Task instructions: Write out, exactly and in full, the records given below, but not their pictures.

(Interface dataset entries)
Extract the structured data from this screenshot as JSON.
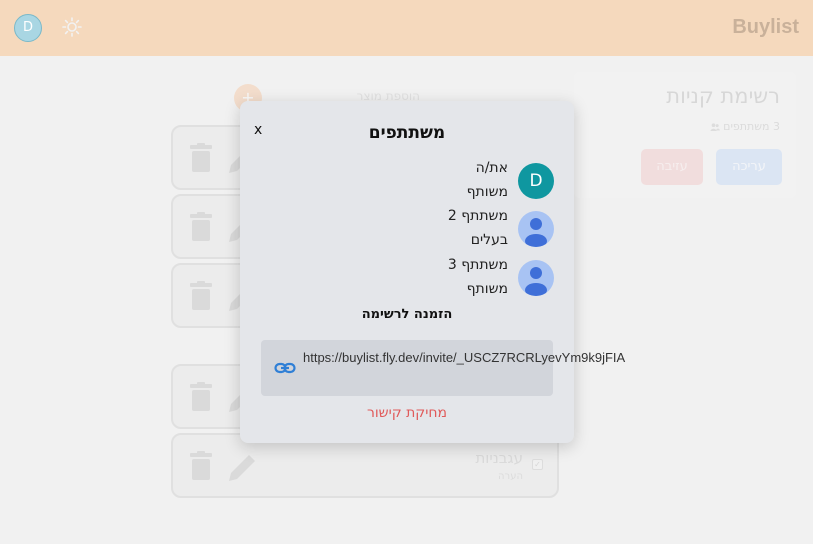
{
  "header": {
    "avatar_letter": "D",
    "brand": "Buylist"
  },
  "list_card": {
    "title": "רשימת קניות",
    "participants_count": "3 משתתפים",
    "edit_label": "עריכה",
    "leave_label": "עזיבה"
  },
  "add_product": {
    "icon": "+",
    "label": "הוספת מוצר"
  },
  "items": [
    {
      "name": "",
      "sub": ""
    },
    {
      "name": "",
      "sub": ""
    },
    {
      "name": "",
      "sub": ""
    },
    {
      "name": "",
      "sub": ""
    },
    {
      "name": "עגבניות",
      "sub": "הערה"
    }
  ],
  "modal": {
    "close": "x",
    "title": "משתתפים",
    "participants": [
      {
        "avatar": "D",
        "name": "את/ה",
        "role": "משותף"
      },
      {
        "avatar": "",
        "name": "משתתף 2",
        "role": "בעלים"
      },
      {
        "avatar": "",
        "name": "משתתף 3",
        "role": "משותף"
      }
    ],
    "invite_title": "הזמנה לרשימה",
    "invite_url": "https://buylist.fly.dev/invite/_USCZ7RCRLyevYm9k9jFIA",
    "delete_link": "מחיקת קישור"
  },
  "colors": {
    "header_bg": "#f5d9bd",
    "modal_bg": "#e4e6ea",
    "avatar_teal": "#0f97a0",
    "danger": "#e05a5a",
    "link_blue": "#2f7fd6"
  },
  "icons": [
    "sun-icon",
    "trash-icon",
    "pencil-icon",
    "link-icon",
    "person-icon",
    "users-icon"
  ]
}
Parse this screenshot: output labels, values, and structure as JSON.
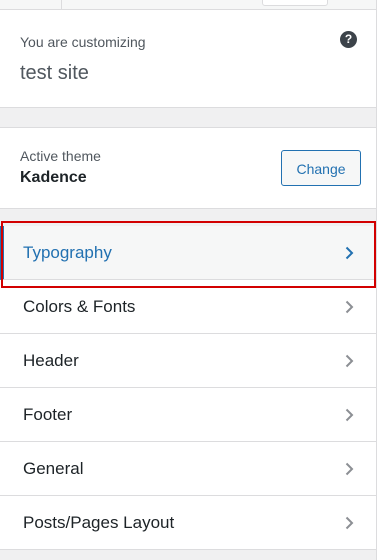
{
  "header": {
    "customizing_prefix": "You are customizing",
    "site_title": "test site",
    "help_icon": "question-mark-icon"
  },
  "theme": {
    "label": "Active theme",
    "name": "Kadence",
    "change_label": "Change"
  },
  "menu": {
    "items": [
      {
        "label": "Typography",
        "active": true
      },
      {
        "label": "Colors & Fonts",
        "active": false
      },
      {
        "label": "Header",
        "active": false
      },
      {
        "label": "Footer",
        "active": false
      },
      {
        "label": "General",
        "active": false
      },
      {
        "label": "Posts/Pages Layout",
        "active": false
      }
    ],
    "chevron_icon": "chevron-right-icon"
  },
  "colors": {
    "accent": "#2271b1",
    "highlight": "#d20000",
    "text": "#1d2327",
    "muted_text": "#50575e",
    "chevron": "#8c8f94"
  }
}
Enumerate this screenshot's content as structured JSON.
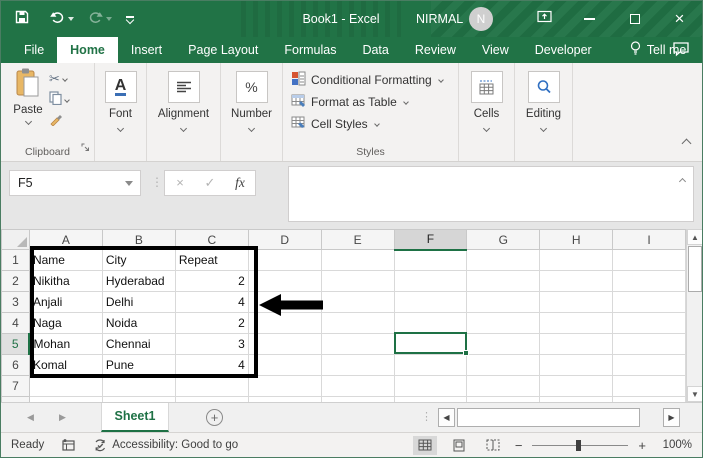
{
  "titlebar": {
    "title": "Book1  -  Excel",
    "user": "NIRMAL",
    "avatar_initial": "N"
  },
  "tabs": {
    "items": [
      {
        "label": "File"
      },
      {
        "label": "Home"
      },
      {
        "label": "Insert"
      },
      {
        "label": "Page Layout"
      },
      {
        "label": "Formulas"
      },
      {
        "label": "Data"
      },
      {
        "label": "Review"
      },
      {
        "label": "View"
      },
      {
        "label": "Developer"
      }
    ],
    "tell_me": "Tell me"
  },
  "ribbon": {
    "clipboard": {
      "paste": "Paste",
      "label": "Clipboard"
    },
    "font": {
      "label": "Font"
    },
    "alignment": {
      "label": "Alignment"
    },
    "number": {
      "label": "Number"
    },
    "styles": {
      "items": [
        "Conditional Formatting",
        "Format as Table",
        "Cell Styles"
      ],
      "label": "Styles"
    },
    "cells": {
      "label": "Cells"
    },
    "editing": {
      "label": "Editing"
    }
  },
  "formula_bar": {
    "name_box": "F5",
    "fx_label": "fx",
    "formula_value": ""
  },
  "grid": {
    "columns": [
      "A",
      "B",
      "C",
      "D",
      "E",
      "F",
      "G",
      "H",
      "I"
    ],
    "row_count": 8,
    "selected": {
      "cell": "F5",
      "column": "F",
      "row": 5
    },
    "table": {
      "headers": [
        "Name",
        "City",
        "Repeat"
      ],
      "rows": [
        [
          "Nikitha",
          "Hyderabad",
          "2"
        ],
        [
          "Anjali",
          "Delhi",
          "4"
        ],
        [
          "Naga",
          "Noida",
          "2"
        ],
        [
          "Mohan",
          "Chennai",
          "3"
        ],
        [
          "Komal",
          "Pune",
          "4"
        ]
      ]
    }
  },
  "sheet_bar": {
    "tab": "Sheet1"
  },
  "status_bar": {
    "mode": "Ready",
    "accessibility": "Accessibility: Good to go",
    "zoom_level": "100%"
  },
  "colors": {
    "brand_green": "#217346",
    "selection_green": "#1e7145",
    "annotation_black": "#000000"
  },
  "icons": {
    "up_triangle": "▲",
    "down_triangle": "▼",
    "left_triangle": "◀",
    "right_triangle": "▶",
    "dots": "⋮",
    "close": "×",
    "cancel": "×",
    "check": "✓",
    "scissors": "✂",
    "percent": "%",
    "letter_a": "A",
    "plus": "+",
    "minus": "−"
  }
}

Expected output:
Extract the structured data from this screenshot as JSON.
{
  "header": {
    "avatar_letter": "D",
    "brand": "Buylist"
  },
  "list_card": {
    "title": "רשימת קניות",
    "participants_count": "3 משתתפים",
    "edit_label": "עריכה",
    "leave_label": "עזיבה"
  },
  "add_product": {
    "icon": "+",
    "label": "הוספת מוצר"
  },
  "items": [
    {
      "name": "",
      "sub": ""
    },
    {
      "name": "",
      "sub": ""
    },
    {
      "name": "",
      "sub": ""
    },
    {
      "name": "",
      "sub": ""
    },
    {
      "name": "עגבניות",
      "sub": "הערה"
    }
  ],
  "modal": {
    "close": "x",
    "title": "משתתפים",
    "participants": [
      {
        "avatar": "D",
        "name": "את/ה",
        "role": "משותף"
      },
      {
        "avatar": "",
        "name": "משתתף 2",
        "role": "בעלים"
      },
      {
        "avatar": "",
        "name": "משתתף 3",
        "role": "משותף"
      }
    ],
    "invite_title": "הזמנה לרשימה",
    "invite_url": "https://buylist.fly.dev/invite/_USCZ7RCRLyevYm9k9jFIA",
    "delete_link": "מחיקת קישור"
  },
  "colors": {
    "header_bg": "#f5d9bd",
    "modal_bg": "#e4e6ea",
    "avatar_teal": "#0f97a0",
    "danger": "#e05a5a",
    "link_blue": "#2f7fd6"
  },
  "icons": [
    "sun-icon",
    "trash-icon",
    "pencil-icon",
    "link-icon",
    "person-icon",
    "users-icon"
  ]
}
Parse this screenshot: output labels, values, and structure as JSON.
{
  "header": {
    "customizing_prefix": "You are customizing",
    "site_title": "test site",
    "help_icon": "question-mark-icon"
  },
  "theme": {
    "label": "Active theme",
    "name": "Kadence",
    "change_label": "Change"
  },
  "menu": {
    "items": [
      {
        "label": "Typography",
        "active": true
      },
      {
        "label": "Colors & Fonts",
        "active": false
      },
      {
        "label": "Header",
        "active": false
      },
      {
        "label": "Footer",
        "active": false
      },
      {
        "label": "General",
        "active": false
      },
      {
        "label": "Posts/Pages Layout",
        "active": false
      }
    ],
    "chevron_icon": "chevron-right-icon"
  },
  "colors": {
    "accent": "#2271b1",
    "highlight": "#d20000",
    "text": "#1d2327",
    "muted_text": "#50575e",
    "chevron": "#8c8f94"
  }
}
Enumerate this screenshot's content as structured JSON.
{
  "titlebar": {
    "title": "Book1  -  Excel",
    "user": "NIRMAL",
    "avatar_initial": "N"
  },
  "tabs": {
    "items": [
      {
        "label": "File"
      },
      {
        "label": "Home"
      },
      {
        "label": "Insert"
      },
      {
        "label": "Page Layout"
      },
      {
        "label": "Formulas"
      },
      {
        "label": "Data"
      },
      {
        "label": "Review"
      },
      {
        "label": "View"
      },
      {
        "label": "Developer"
      }
    ],
    "tell_me": "Tell me"
  },
  "ribbon": {
    "clipboard": {
      "paste": "Paste",
      "label": "Clipboard"
    },
    "font": {
      "label": "Font"
    },
    "alignment": {
      "label": "Alignment"
    },
    "number": {
      "label": "Number"
    },
    "styles": {
      "items": [
        "Conditional Formatting",
        "Format as Table",
        "Cell Styles"
      ],
      "label": "Styles"
    },
    "cells": {
      "label": "Cells"
    },
    "editing": {
      "label": "Editing"
    }
  },
  "formula_bar": {
    "name_box": "F5",
    "fx_label": "fx",
    "formula_value": ""
  },
  "grid": {
    "columns": [
      "A",
      "B",
      "C",
      "D",
      "E",
      "F",
      "G",
      "H",
      "I"
    ],
    "row_count": 8,
    "selected": {
      "cell": "F5",
      "column": "F",
      "row": 5
    },
    "table": {
      "headers": [
        "Name",
        "City",
        "Repeat"
      ],
      "rows": [
        [
          "Nikitha",
          "Hyderabad",
          "2"
        ],
        [
          "Anjali",
          "Delhi",
          "4"
        ],
        [
          "Naga",
          "Noida",
          "2"
        ],
        [
          "Mohan",
          "Chennai",
          "3"
        ],
        [
          "Komal",
          "Pune",
          "4"
        ]
      ]
    }
  },
  "sheet_bar": {
    "tab": "Sheet1"
  },
  "status_bar": {
    "mode": "Ready",
    "accessibility": "Accessibility: Good to go",
    "zoom_level": "100%"
  },
  "colors": {
    "brand_green": "#217346",
    "selection_green": "#1e7145",
    "annotation_black": "#000000"
  },
  "icons": {
    "up_triangle": "▲",
    "down_triangle": "▼",
    "left_triangle": "◀",
    "right_triangle": "▶",
    "dots": "⋮",
    "close": "×",
    "cancel": "×",
    "check": "✓",
    "scissors": "✂",
    "percent": "%",
    "letter_a": "A",
    "plus": "+",
    "minus": "−"
  }
}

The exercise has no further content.